### MATERIAL FOR THE TASK

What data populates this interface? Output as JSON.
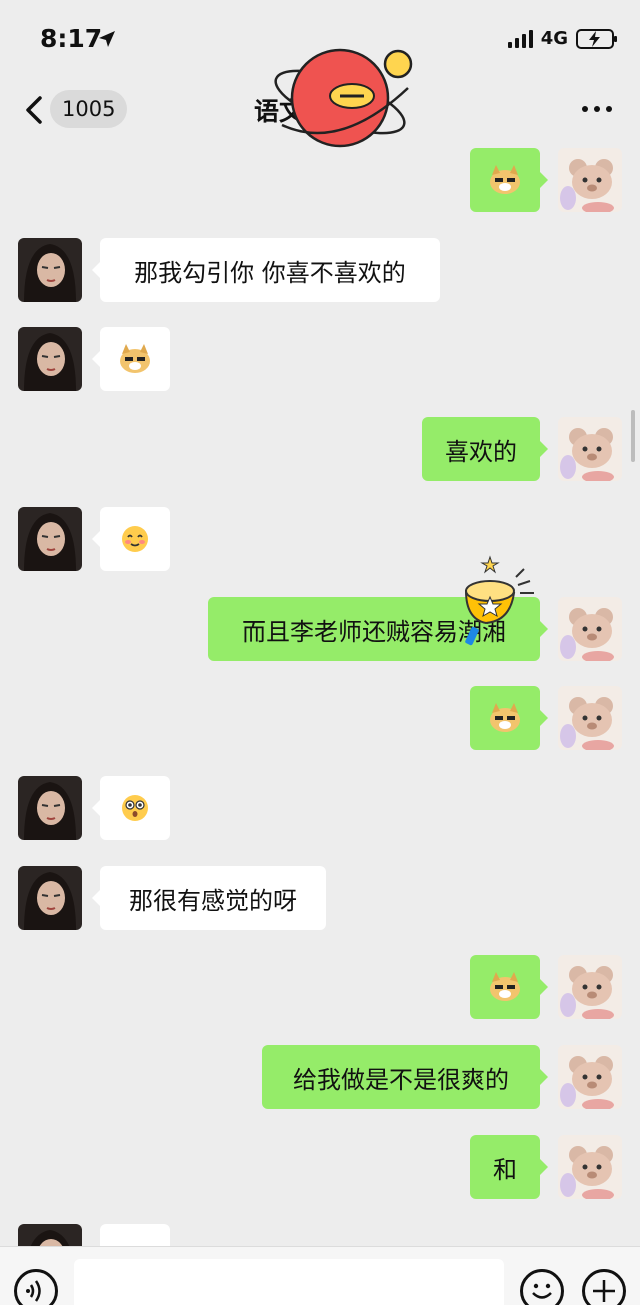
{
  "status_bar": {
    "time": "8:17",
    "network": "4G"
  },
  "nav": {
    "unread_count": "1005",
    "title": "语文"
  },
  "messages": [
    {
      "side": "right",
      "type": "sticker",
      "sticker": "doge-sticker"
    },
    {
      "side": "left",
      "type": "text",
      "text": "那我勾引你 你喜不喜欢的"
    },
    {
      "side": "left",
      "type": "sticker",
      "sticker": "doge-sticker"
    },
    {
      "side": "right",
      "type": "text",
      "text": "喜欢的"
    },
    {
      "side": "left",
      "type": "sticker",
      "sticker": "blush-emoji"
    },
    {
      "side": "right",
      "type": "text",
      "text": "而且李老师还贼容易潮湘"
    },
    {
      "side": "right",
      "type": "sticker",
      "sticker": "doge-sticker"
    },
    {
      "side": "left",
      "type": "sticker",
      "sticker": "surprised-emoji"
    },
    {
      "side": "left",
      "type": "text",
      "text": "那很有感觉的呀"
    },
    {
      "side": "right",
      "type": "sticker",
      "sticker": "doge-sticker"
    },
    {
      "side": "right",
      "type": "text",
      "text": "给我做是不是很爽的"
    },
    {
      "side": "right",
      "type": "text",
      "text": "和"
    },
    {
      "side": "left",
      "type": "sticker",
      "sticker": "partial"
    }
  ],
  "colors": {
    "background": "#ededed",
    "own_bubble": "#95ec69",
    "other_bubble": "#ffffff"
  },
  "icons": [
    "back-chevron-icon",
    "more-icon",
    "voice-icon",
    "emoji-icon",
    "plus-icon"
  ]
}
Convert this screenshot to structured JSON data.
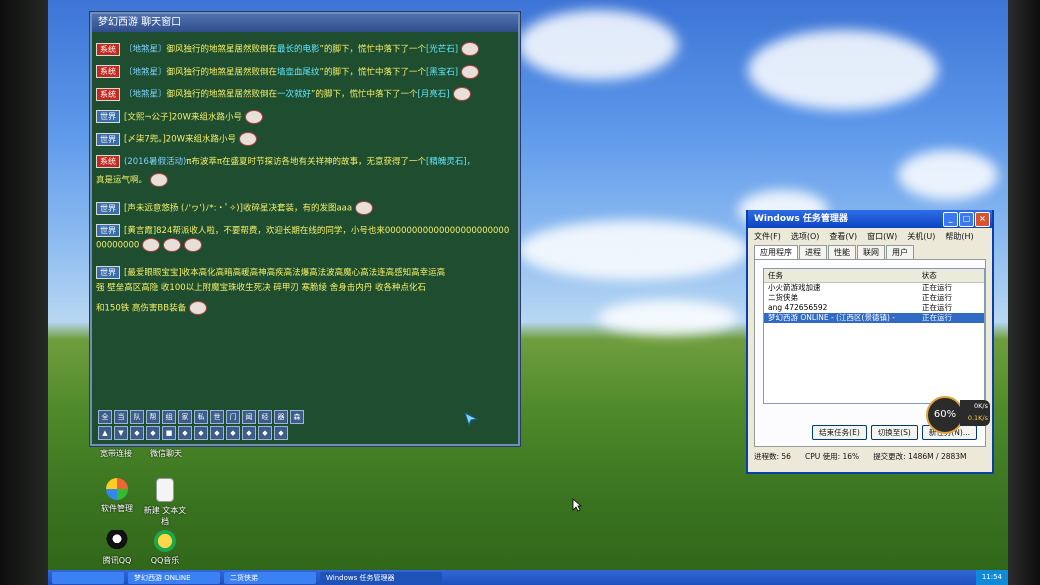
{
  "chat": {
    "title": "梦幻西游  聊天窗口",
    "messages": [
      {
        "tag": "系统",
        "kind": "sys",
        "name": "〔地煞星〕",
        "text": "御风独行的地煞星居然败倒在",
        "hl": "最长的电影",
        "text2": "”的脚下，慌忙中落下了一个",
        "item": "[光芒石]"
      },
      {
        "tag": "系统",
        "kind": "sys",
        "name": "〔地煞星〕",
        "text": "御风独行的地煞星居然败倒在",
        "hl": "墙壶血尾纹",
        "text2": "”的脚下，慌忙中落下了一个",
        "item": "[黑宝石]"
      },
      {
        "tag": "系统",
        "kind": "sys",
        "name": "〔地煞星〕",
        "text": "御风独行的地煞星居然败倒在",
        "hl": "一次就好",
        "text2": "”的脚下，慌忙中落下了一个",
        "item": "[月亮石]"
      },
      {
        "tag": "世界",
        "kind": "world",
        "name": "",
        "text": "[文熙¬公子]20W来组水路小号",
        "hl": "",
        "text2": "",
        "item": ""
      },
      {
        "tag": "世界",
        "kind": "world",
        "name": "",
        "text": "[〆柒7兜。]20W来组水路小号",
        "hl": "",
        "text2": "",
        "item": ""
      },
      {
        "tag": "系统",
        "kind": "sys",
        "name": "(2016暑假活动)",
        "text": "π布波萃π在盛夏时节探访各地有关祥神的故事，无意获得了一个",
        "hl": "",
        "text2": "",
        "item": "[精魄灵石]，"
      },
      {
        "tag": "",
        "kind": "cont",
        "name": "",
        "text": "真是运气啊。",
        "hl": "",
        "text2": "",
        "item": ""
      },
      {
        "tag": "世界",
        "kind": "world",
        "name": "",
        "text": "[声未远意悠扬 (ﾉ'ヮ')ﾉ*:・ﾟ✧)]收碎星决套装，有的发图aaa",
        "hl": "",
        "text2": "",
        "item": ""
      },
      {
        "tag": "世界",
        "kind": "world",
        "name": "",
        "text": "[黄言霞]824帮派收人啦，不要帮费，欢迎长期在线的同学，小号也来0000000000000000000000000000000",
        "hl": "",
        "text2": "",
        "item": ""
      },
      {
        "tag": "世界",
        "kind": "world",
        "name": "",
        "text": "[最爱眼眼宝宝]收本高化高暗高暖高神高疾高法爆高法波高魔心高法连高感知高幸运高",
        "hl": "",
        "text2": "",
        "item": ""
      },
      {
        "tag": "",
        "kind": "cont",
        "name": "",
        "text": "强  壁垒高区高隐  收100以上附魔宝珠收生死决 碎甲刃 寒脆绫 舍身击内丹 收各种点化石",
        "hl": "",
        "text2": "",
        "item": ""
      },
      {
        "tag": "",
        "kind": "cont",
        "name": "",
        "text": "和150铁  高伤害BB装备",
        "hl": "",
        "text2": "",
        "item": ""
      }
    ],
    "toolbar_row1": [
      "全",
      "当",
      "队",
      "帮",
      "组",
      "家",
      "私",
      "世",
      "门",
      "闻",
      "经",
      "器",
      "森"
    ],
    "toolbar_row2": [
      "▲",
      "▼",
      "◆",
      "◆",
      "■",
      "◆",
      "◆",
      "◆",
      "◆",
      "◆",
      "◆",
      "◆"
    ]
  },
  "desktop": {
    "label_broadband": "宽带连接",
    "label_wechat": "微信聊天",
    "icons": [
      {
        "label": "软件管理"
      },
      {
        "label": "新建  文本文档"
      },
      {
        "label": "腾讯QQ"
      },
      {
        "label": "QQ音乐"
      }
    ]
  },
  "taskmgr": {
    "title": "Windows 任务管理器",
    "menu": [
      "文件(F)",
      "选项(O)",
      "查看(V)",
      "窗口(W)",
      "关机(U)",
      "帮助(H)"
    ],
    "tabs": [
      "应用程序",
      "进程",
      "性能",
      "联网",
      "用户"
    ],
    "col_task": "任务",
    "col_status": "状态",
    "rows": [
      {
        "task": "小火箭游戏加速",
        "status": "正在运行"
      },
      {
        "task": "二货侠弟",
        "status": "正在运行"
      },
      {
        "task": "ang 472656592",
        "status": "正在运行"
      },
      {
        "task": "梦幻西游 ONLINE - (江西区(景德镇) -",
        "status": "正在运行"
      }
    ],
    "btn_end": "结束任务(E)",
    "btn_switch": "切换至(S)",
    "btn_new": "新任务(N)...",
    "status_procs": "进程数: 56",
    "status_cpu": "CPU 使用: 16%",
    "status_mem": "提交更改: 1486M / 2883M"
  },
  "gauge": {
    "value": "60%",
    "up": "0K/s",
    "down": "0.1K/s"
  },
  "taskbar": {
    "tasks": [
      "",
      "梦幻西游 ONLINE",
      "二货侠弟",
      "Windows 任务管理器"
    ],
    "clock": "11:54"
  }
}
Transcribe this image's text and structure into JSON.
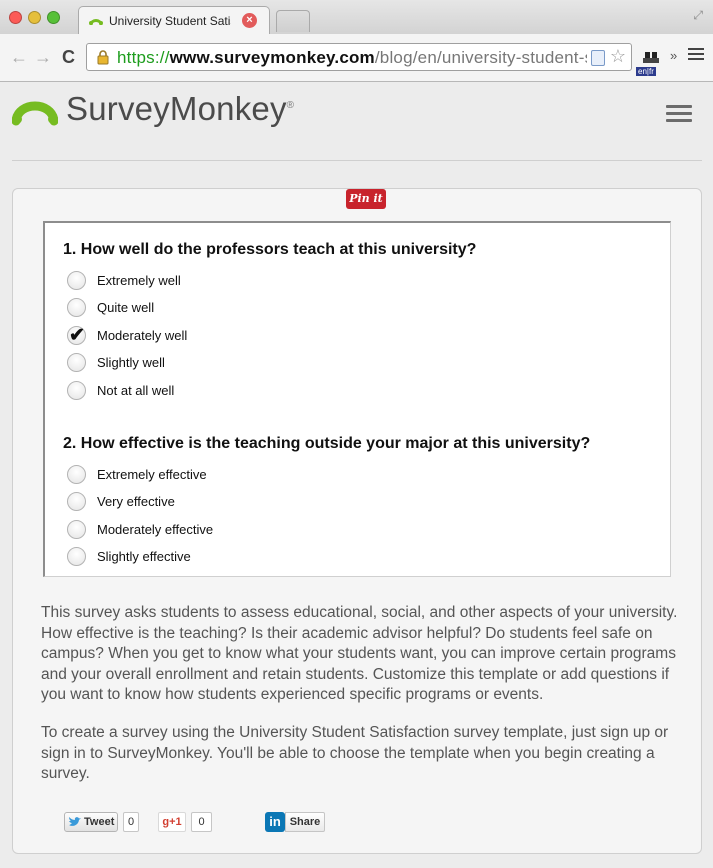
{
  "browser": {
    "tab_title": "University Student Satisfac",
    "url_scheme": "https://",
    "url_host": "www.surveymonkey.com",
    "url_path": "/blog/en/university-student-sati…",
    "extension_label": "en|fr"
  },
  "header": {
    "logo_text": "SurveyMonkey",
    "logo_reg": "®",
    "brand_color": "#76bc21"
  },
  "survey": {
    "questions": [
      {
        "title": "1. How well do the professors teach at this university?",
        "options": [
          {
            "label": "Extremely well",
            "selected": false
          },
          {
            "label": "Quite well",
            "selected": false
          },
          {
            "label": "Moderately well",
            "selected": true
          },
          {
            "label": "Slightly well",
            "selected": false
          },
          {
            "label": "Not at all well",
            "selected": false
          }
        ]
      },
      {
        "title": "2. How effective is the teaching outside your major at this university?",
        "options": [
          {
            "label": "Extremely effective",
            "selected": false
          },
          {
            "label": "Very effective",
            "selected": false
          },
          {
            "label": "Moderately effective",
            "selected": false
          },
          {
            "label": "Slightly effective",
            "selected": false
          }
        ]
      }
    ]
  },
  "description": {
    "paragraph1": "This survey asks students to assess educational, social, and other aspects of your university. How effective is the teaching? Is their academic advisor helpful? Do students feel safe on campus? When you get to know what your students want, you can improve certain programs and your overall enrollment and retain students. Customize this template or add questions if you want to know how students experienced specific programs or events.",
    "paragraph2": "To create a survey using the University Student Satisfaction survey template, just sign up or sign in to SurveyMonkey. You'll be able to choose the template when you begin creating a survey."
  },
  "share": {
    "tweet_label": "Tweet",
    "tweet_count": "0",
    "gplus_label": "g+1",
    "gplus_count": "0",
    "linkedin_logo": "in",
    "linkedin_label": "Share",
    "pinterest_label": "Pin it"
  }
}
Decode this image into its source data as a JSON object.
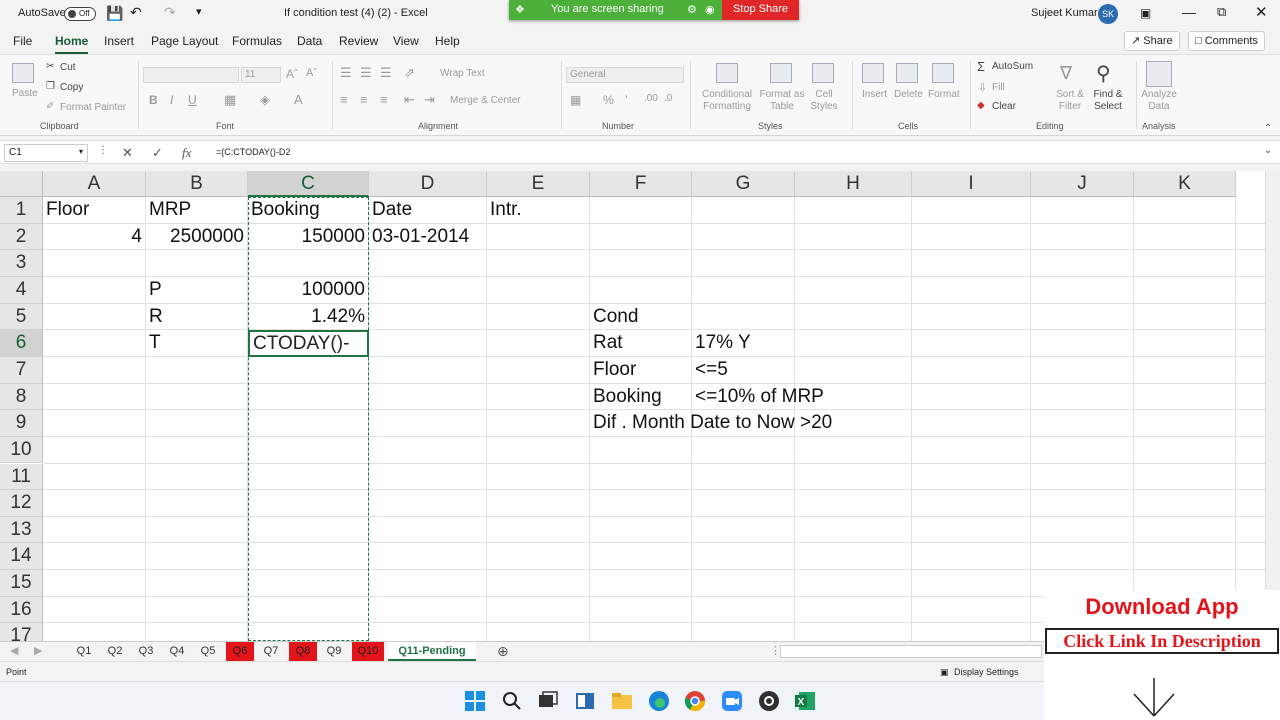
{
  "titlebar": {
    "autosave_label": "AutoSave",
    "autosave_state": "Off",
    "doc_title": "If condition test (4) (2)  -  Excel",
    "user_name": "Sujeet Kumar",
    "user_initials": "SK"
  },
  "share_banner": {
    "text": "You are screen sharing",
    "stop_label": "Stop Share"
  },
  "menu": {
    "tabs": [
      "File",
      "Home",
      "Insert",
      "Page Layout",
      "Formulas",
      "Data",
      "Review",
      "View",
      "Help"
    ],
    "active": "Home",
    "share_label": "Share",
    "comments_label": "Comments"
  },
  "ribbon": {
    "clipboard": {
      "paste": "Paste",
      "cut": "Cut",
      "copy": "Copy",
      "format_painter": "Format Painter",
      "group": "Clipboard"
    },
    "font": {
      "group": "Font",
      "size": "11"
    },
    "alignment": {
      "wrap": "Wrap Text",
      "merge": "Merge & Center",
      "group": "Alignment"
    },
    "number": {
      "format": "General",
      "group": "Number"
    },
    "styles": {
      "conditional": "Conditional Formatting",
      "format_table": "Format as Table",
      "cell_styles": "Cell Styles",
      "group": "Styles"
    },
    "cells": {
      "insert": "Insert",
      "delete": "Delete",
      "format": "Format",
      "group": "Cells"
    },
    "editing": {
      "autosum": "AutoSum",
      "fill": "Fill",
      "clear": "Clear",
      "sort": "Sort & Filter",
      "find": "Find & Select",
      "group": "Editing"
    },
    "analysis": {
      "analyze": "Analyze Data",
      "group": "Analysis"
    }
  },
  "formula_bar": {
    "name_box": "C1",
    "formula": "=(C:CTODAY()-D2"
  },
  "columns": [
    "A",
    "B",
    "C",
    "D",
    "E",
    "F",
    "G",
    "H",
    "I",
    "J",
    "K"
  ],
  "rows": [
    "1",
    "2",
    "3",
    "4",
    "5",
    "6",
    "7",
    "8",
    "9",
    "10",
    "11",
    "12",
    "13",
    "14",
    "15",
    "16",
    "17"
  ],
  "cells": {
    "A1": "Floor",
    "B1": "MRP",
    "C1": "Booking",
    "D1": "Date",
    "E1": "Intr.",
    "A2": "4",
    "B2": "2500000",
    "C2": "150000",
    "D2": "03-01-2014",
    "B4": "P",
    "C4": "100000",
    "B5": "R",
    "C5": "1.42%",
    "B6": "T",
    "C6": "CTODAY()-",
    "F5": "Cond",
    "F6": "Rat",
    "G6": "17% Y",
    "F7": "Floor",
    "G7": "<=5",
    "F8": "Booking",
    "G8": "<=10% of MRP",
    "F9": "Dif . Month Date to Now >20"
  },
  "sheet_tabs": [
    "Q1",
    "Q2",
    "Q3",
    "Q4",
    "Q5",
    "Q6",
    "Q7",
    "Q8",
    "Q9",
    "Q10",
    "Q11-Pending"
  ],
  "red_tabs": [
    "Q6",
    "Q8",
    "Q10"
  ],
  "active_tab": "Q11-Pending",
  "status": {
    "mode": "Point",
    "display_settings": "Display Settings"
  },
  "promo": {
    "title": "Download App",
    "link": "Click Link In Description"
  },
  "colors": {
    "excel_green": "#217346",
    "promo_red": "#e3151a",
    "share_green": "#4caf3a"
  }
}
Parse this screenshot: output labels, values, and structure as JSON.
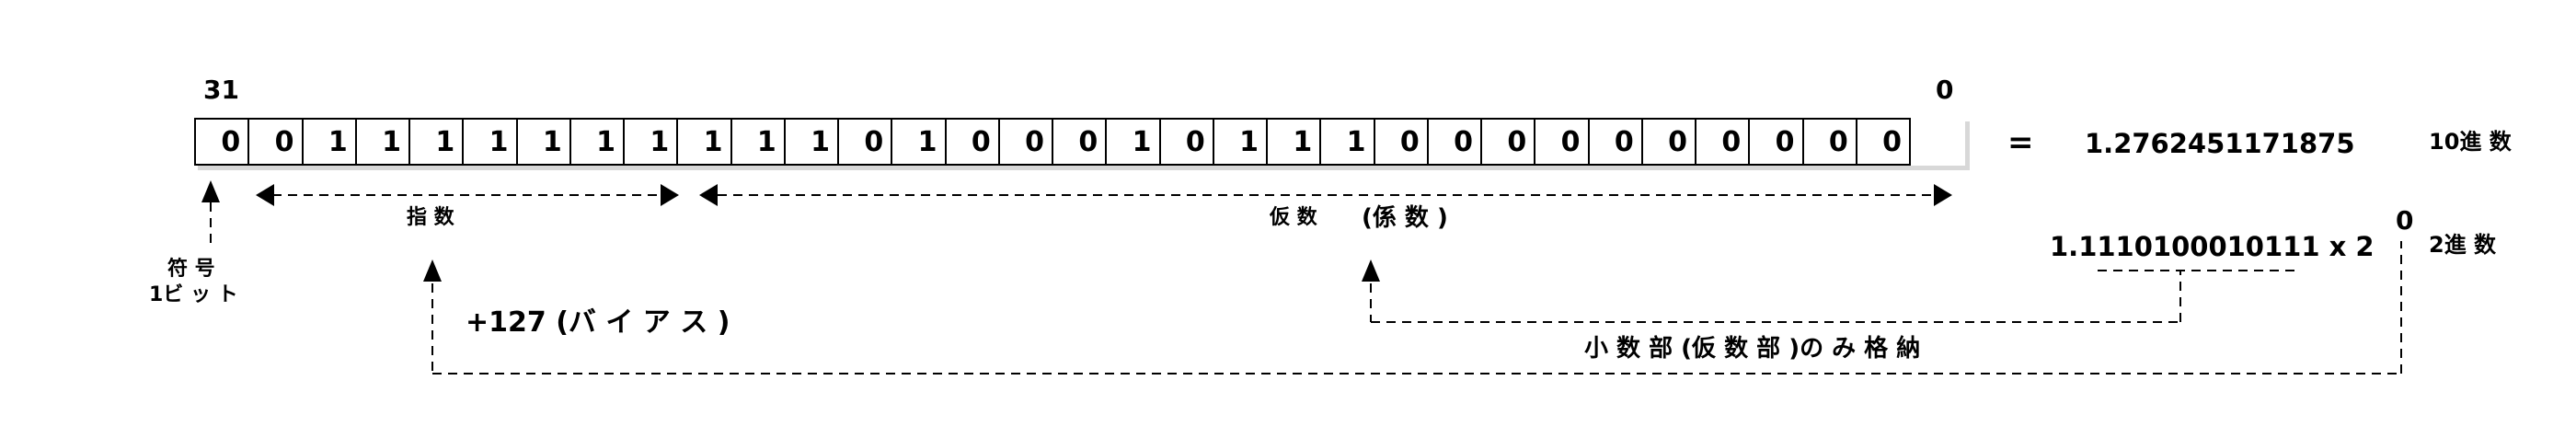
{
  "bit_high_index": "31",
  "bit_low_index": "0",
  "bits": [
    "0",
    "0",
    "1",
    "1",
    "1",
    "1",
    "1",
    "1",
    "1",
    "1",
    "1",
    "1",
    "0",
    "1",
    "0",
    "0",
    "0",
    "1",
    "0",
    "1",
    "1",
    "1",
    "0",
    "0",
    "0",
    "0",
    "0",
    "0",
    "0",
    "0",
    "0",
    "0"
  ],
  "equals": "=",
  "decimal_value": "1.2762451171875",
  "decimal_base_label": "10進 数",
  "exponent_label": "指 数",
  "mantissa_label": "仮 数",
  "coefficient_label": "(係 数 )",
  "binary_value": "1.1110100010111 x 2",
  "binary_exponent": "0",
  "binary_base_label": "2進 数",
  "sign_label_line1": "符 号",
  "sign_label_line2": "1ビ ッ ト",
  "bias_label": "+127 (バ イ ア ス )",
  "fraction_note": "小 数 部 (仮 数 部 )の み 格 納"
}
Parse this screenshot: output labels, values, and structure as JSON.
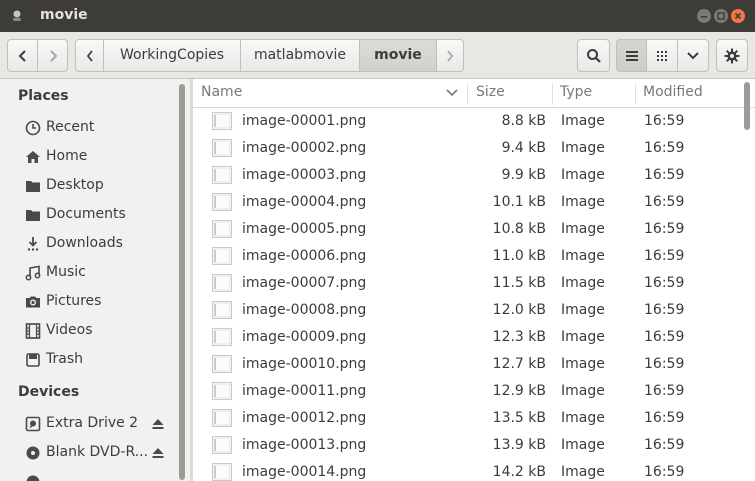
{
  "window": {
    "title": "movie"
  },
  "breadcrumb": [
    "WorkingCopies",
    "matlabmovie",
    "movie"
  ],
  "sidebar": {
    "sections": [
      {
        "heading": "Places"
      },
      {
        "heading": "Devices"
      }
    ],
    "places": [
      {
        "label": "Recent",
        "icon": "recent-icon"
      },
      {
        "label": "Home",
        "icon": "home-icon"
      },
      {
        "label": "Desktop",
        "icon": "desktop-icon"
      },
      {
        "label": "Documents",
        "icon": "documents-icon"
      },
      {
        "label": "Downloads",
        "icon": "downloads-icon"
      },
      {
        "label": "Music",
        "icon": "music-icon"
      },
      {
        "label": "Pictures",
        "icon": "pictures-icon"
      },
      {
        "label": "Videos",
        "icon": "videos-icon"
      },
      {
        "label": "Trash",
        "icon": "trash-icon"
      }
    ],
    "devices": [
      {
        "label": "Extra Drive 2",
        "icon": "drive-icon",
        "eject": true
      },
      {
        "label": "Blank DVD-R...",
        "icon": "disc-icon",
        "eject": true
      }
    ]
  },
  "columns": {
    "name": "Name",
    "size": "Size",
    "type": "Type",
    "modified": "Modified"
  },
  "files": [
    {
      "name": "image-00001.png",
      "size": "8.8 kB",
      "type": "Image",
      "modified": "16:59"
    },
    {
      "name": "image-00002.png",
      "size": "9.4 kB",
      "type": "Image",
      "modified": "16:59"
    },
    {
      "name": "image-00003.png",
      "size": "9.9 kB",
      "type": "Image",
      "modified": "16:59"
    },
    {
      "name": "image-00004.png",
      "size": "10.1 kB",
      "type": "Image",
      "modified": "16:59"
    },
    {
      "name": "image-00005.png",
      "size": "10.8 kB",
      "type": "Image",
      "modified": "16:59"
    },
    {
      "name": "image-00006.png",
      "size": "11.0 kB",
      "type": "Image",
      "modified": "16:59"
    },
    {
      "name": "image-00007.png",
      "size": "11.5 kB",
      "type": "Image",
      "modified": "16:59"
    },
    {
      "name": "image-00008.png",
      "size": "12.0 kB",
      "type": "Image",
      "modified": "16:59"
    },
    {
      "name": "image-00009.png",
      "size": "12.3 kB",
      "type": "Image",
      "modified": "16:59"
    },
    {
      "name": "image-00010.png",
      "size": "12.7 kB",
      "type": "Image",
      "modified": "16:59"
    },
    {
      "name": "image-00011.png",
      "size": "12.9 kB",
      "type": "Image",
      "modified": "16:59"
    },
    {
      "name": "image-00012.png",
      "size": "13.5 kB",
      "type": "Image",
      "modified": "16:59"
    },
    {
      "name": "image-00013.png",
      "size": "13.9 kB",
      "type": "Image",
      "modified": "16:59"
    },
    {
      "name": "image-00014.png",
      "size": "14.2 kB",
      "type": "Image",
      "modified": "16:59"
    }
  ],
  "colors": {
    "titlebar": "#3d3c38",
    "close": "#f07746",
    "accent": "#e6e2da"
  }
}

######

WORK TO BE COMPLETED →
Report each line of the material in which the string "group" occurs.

EXPECTED ANSWER →
      "group": "Clipboard"
      "group": "Font",
      "group": "Alignment"
      "group": "Number"
      "group": "Styles"
      "group": "Cells"
      "group": "Editing"
      "group": "Analysis"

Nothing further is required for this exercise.